[Website and app data records]
╔══
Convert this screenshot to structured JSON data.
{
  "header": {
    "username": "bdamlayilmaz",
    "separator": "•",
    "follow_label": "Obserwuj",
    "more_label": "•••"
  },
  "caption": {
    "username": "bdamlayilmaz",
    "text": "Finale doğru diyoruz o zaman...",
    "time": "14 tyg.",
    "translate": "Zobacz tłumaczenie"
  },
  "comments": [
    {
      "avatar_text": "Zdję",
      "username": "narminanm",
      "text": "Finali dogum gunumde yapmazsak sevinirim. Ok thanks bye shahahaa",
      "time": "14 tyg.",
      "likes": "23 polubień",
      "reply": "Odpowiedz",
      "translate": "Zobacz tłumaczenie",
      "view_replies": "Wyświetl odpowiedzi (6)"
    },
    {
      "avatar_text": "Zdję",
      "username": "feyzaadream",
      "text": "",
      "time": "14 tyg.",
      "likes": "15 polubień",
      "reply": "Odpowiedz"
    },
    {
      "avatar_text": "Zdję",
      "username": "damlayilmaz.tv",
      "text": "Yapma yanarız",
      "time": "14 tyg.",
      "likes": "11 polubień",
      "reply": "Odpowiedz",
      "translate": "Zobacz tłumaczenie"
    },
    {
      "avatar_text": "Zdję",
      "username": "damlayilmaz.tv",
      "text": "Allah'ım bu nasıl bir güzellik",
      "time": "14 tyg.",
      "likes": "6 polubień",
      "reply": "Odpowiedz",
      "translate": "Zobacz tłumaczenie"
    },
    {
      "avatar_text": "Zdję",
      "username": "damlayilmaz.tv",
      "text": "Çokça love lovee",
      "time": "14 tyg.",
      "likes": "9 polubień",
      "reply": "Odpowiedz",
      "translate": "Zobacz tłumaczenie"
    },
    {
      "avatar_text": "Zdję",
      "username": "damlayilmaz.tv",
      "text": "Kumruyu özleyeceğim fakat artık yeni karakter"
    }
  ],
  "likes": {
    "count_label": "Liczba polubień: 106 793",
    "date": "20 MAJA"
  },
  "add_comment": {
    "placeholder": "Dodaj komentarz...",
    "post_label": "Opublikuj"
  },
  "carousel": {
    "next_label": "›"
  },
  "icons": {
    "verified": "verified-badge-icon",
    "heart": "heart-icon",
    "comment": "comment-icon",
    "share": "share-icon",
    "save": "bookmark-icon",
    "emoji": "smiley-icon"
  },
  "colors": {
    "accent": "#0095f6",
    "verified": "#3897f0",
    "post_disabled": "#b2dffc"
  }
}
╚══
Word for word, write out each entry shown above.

Convert this screenshot to structured JSON data.
{
  "header": {
    "username": "bdamlayilmaz",
    "separator": "•",
    "follow_label": "Obserwuj",
    "more_label": "•••"
  },
  "caption": {
    "username": "bdamlayilmaz",
    "text": "Finale doğru diyoruz o zaman...",
    "time": "14 tyg.",
    "translate": "Zobacz tłumaczenie"
  },
  "comments": [
    {
      "avatar_text": "Zdję",
      "username": "narminanm",
      "text": "Finali dogum gunumde yapmazsak sevinirim. Ok thanks bye shahahaa",
      "time": "14 tyg.",
      "likes": "23 polubień",
      "reply": "Odpowiedz",
      "translate": "Zobacz tłumaczenie",
      "view_replies": "Wyświetl odpowiedzi (6)"
    },
    {
      "avatar_text": "Zdję",
      "username": "feyzaadream",
      "text": "",
      "time": "14 tyg.",
      "likes": "15 polubień",
      "reply": "Odpowiedz"
    },
    {
      "avatar_text": "Zdję",
      "username": "damlayilmaz.tv",
      "text": "Yapma yanarız",
      "time": "14 tyg.",
      "likes": "11 polubień",
      "reply": "Odpowiedz",
      "translate": "Zobacz tłumaczenie"
    },
    {
      "avatar_text": "Zdję",
      "username": "damlayilmaz.tv",
      "text": "Allah'ım bu nasıl bir güzellik",
      "time": "14 tyg.",
      "likes": "6 polubień",
      "reply": "Odpowiedz",
      "translate": "Zobacz tłumaczenie"
    },
    {
      "avatar_text": "Zdję",
      "username": "damlayilmaz.tv",
      "text": "Çokça love lovee",
      "time": "14 tyg.",
      "likes": "9 polubień",
      "reply": "Odpowiedz",
      "translate": "Zobacz tłumaczenie"
    },
    {
      "avatar_text": "Zdję",
      "username": "damlayilmaz.tv",
      "text": "Kumruyu özleyeceğim fakat artık yeni karakter"
    }
  ],
  "likes": {
    "count_label": "Liczba polubień: 106 793",
    "date": "20 MAJA"
  },
  "add_comment": {
    "placeholder": "Dodaj komentarz...",
    "post_label": "Opublikuj"
  },
  "carousel": {
    "next_label": "›"
  },
  "icons": {
    "verified": "verified-badge-icon",
    "heart": "heart-icon",
    "comment": "comment-icon",
    "share": "share-icon",
    "save": "bookmark-icon",
    "emoji": "smiley-icon"
  },
  "colors": {
    "accent": "#0095f6",
    "verified": "#3897f0",
    "post_disabled": "#b2dffc"
  }
}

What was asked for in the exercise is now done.